Records to use:
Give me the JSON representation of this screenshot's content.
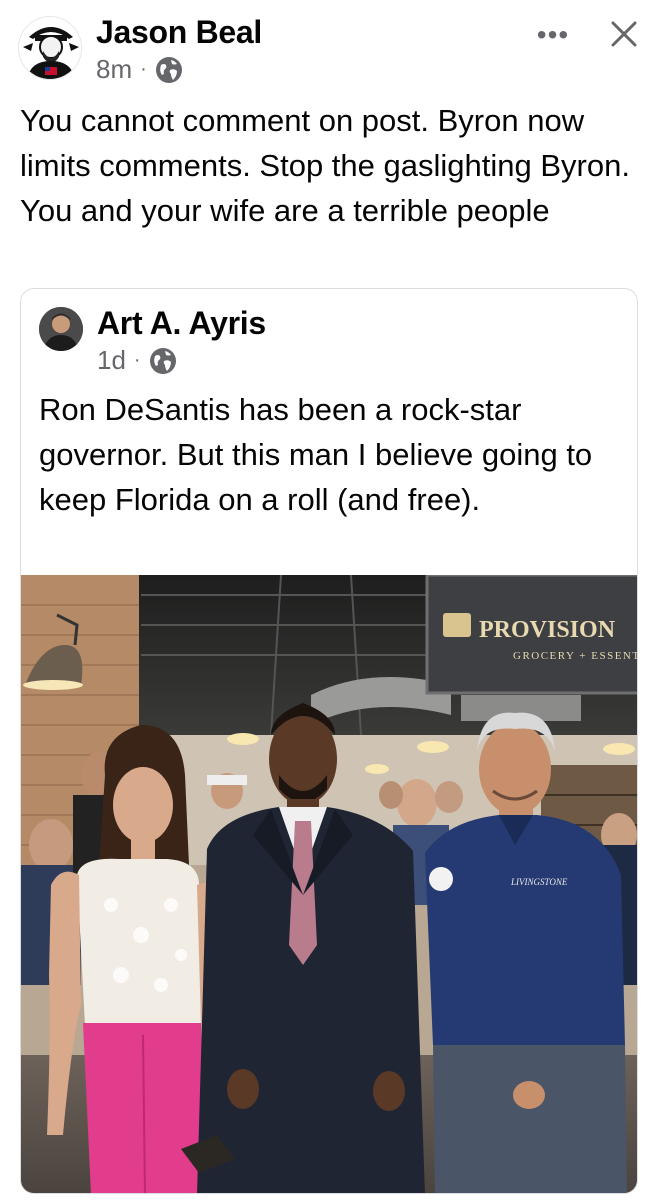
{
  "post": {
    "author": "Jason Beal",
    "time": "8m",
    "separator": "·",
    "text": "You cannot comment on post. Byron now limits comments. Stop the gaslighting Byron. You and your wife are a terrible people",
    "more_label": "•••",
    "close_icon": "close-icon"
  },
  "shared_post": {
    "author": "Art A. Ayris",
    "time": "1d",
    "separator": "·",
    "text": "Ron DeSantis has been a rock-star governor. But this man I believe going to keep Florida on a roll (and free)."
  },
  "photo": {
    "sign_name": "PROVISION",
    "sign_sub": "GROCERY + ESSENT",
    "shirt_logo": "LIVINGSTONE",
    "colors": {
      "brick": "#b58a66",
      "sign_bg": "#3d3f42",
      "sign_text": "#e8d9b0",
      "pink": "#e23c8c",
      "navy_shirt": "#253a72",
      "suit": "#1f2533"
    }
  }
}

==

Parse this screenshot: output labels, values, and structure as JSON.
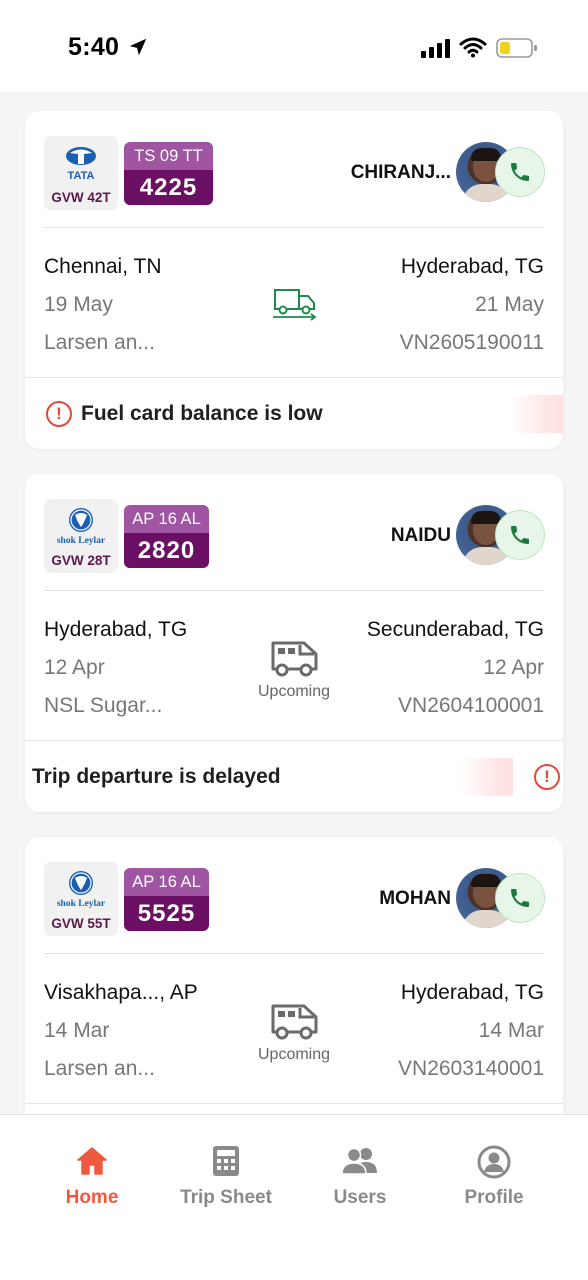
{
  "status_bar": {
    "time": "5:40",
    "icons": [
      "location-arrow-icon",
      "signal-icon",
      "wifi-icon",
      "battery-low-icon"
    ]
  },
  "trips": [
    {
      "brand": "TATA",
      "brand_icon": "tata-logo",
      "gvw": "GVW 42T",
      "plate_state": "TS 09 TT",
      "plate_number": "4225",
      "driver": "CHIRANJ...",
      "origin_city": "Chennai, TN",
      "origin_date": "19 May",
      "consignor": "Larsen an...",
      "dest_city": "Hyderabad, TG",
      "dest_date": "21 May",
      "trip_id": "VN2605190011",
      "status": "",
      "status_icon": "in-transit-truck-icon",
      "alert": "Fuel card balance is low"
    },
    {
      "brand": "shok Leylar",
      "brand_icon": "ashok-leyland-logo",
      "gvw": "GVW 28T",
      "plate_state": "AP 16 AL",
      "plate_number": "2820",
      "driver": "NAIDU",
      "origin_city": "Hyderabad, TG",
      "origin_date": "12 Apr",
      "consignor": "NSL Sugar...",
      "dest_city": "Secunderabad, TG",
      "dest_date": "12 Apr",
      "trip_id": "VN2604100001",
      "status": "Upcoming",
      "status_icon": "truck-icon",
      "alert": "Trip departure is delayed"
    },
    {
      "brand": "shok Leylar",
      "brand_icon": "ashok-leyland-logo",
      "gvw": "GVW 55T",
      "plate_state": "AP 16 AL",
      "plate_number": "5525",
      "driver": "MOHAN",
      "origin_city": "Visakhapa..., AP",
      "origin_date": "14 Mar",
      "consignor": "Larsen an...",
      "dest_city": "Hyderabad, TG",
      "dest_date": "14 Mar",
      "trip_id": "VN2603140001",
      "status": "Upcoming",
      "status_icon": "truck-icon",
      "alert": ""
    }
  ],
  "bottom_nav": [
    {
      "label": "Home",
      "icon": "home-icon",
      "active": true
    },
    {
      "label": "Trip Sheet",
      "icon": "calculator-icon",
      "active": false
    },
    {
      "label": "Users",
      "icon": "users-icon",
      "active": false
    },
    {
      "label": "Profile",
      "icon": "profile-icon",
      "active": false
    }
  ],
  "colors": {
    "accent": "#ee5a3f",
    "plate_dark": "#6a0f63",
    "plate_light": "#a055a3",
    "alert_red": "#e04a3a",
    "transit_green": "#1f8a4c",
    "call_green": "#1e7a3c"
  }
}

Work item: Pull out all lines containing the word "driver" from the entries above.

Response to the exercise:
      "driver": "CHIRANJ...",
      "driver": "NAIDU",
      "driver": "MOHAN",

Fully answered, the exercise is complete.